Last week we reported on a California company that faced more than $100,000 in fines due to mishaps while removing materials that contained asbestos fibers. Essentially they failed to water down such materials to prevent fine particles from being ingested by workers.
Families in Cleveland and beyond may find it difficult to move forward with their lives after they lose a loved one in a car accident. Fortunately, as one recent news story shows, families can pursue legal action to hold negligent drivers accountable for their actions.

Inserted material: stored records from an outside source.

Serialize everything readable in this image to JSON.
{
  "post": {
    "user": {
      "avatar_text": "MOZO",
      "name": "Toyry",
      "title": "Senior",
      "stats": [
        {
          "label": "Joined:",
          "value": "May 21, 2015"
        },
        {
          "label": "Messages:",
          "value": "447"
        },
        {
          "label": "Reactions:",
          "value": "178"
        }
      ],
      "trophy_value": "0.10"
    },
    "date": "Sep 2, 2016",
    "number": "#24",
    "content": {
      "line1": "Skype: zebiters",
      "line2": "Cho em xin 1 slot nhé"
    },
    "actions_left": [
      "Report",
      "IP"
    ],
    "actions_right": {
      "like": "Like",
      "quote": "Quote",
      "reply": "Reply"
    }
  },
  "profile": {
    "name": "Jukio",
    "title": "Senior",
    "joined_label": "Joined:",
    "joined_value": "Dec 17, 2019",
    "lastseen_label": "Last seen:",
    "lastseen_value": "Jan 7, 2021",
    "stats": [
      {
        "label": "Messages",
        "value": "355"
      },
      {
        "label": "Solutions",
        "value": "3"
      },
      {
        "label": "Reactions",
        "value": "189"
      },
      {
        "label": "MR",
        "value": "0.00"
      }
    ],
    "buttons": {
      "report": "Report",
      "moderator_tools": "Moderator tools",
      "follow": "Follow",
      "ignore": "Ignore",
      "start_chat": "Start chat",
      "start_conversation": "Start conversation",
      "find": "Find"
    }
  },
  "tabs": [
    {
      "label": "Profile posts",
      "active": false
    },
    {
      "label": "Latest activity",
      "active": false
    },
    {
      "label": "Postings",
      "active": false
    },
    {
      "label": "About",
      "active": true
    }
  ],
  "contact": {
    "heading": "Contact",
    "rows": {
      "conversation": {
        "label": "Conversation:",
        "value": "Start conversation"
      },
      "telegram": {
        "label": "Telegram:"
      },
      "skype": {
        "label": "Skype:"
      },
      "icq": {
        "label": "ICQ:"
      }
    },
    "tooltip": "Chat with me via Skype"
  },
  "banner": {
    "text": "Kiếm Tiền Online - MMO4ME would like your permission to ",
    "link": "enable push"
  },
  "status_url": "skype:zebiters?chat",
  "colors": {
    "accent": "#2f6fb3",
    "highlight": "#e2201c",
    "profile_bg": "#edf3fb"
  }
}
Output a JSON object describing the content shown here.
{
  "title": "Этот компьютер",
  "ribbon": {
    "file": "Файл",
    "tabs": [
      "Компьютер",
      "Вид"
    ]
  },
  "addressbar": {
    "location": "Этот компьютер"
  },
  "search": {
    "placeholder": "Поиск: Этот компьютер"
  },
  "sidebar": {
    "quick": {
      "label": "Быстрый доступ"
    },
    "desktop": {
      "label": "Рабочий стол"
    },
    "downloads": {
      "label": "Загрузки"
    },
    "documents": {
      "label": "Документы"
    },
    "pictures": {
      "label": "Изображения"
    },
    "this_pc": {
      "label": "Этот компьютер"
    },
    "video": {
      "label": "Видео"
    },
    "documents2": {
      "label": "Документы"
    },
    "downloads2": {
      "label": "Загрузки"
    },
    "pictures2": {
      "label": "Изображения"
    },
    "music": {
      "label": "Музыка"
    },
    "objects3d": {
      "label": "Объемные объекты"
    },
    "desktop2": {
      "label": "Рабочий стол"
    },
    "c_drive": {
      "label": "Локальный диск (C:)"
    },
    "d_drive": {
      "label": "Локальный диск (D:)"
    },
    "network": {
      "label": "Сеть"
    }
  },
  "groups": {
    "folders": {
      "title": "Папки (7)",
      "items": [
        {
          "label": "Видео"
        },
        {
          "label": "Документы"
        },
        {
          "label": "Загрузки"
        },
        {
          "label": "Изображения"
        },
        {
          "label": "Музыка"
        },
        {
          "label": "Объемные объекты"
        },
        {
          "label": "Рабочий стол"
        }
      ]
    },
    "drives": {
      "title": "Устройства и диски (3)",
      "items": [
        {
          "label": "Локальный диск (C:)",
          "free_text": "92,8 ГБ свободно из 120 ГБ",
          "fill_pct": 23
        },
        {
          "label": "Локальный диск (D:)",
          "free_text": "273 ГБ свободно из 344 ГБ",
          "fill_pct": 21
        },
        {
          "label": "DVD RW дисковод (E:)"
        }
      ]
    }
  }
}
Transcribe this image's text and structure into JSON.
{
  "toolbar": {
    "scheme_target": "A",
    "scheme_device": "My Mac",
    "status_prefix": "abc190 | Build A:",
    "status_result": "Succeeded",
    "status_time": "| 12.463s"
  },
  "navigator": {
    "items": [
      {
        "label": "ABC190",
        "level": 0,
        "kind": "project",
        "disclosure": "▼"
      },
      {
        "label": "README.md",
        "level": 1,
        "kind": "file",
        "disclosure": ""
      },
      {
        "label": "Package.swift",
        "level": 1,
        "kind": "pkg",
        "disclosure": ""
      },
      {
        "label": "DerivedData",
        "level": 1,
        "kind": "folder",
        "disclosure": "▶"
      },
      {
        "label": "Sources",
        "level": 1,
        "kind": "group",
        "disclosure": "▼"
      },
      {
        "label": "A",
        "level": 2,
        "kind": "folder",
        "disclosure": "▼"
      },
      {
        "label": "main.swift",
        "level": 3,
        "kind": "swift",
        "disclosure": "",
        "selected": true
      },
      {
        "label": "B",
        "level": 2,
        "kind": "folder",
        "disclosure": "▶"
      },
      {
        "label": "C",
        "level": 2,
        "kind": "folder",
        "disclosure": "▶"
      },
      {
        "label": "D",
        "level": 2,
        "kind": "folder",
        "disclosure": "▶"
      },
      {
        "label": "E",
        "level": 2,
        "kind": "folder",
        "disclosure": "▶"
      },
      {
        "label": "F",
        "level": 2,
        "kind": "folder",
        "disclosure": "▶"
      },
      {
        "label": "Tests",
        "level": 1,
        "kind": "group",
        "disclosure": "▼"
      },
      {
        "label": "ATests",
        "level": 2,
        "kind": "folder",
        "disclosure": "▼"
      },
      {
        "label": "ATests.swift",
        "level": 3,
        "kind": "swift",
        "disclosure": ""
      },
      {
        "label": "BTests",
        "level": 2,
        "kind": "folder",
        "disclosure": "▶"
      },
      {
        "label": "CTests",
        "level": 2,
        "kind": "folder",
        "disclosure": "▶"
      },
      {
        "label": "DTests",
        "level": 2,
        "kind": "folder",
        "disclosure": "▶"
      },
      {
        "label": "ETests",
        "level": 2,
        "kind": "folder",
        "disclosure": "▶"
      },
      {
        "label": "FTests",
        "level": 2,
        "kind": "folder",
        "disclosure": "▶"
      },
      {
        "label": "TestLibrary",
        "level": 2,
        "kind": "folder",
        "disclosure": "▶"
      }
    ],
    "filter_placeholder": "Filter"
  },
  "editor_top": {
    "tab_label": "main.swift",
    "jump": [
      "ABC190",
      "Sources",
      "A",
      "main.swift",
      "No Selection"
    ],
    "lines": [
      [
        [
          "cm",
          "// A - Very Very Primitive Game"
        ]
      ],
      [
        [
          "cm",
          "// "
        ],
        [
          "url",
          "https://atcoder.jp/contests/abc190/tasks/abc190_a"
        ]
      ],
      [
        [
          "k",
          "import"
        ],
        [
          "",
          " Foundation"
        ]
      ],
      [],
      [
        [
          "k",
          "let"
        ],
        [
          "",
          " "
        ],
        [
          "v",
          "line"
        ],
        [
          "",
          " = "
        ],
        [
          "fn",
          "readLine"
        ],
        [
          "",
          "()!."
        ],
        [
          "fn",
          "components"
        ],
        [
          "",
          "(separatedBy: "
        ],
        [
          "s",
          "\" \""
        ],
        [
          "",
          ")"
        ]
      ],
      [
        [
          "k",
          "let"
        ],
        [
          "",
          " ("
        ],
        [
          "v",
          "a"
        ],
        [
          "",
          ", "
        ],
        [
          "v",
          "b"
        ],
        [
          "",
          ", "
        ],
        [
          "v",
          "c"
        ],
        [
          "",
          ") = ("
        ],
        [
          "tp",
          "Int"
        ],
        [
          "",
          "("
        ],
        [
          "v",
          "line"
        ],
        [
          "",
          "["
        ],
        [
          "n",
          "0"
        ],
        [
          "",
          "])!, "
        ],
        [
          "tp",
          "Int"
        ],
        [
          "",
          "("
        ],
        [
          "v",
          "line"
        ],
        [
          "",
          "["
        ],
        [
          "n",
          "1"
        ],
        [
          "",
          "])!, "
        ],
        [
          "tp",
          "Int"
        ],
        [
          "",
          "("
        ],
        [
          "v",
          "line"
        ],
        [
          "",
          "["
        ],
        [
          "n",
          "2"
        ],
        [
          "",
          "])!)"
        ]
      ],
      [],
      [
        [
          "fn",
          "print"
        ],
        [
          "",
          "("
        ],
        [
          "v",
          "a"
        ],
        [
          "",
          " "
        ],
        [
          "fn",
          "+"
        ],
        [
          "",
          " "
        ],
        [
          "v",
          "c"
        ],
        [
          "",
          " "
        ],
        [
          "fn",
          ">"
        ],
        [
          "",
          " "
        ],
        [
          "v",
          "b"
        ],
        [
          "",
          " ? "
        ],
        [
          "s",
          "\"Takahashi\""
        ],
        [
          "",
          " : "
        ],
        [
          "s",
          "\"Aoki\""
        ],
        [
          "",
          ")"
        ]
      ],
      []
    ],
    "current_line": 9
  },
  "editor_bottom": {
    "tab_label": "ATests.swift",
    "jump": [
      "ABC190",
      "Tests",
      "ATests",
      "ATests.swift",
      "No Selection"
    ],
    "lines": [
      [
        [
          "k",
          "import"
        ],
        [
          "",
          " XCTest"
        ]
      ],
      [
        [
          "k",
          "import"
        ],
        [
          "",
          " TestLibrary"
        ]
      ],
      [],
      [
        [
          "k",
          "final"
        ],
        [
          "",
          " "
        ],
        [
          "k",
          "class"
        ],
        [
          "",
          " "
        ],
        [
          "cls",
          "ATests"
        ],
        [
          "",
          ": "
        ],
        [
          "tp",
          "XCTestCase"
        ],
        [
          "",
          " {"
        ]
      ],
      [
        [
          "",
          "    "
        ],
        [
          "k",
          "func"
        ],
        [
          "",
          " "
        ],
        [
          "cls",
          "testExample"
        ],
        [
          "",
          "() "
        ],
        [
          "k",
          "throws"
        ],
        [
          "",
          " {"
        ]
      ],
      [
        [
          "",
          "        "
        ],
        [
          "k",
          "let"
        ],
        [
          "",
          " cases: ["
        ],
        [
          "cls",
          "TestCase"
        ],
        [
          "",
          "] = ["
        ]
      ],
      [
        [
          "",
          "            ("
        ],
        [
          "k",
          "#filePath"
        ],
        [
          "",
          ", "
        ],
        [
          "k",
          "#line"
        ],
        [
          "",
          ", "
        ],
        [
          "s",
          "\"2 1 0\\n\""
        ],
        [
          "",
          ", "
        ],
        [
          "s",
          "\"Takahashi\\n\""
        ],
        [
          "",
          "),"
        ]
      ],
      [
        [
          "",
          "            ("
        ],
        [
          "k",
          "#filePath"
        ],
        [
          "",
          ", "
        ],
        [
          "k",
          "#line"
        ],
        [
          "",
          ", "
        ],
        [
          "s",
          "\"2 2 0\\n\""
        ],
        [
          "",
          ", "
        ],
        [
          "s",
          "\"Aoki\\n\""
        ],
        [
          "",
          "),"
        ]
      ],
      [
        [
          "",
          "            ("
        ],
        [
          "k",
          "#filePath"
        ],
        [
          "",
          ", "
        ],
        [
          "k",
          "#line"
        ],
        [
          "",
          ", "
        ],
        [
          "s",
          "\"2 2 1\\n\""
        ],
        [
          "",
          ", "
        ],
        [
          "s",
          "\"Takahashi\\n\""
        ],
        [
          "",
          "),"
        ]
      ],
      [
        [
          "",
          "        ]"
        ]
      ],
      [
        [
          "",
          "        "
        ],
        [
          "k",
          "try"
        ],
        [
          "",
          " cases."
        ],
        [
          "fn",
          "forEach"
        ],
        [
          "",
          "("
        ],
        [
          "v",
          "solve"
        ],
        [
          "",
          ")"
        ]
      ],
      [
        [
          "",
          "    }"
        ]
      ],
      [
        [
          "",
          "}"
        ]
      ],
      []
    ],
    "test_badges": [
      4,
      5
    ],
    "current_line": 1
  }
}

When construction companies are hired to demolish or renovate buildings, a great deal of care must be paid to removing asbestos from such sites. Specifically, it is an beneficial (and accepted practice) to determine the presence of materials containing asbestos fibers, and to wet them before they are removed.
With many of our posts, we have discussed issues regarding mesothelioma myths and new treatment options. Through this post we want to educate our readers on the basic stages of legal action involving mesothelioma.
As we begin our next post of 2013, we want to revisit (and debunk) many of the myths associated with asbestos exposure and mesothelioma. We believe that by educating our readers, those suffering from undiagnosed cancer may take the time to get screened (and treated) before it becomes terminal.
In our previous posts we noted that many mesothelioma patients cannot benefit from early detection or screening methods. This often leads to the terminal nature of the disease. However, a new clinical testing endeavor suggests that future patients can have their cancers detected earlier through a simple urine test.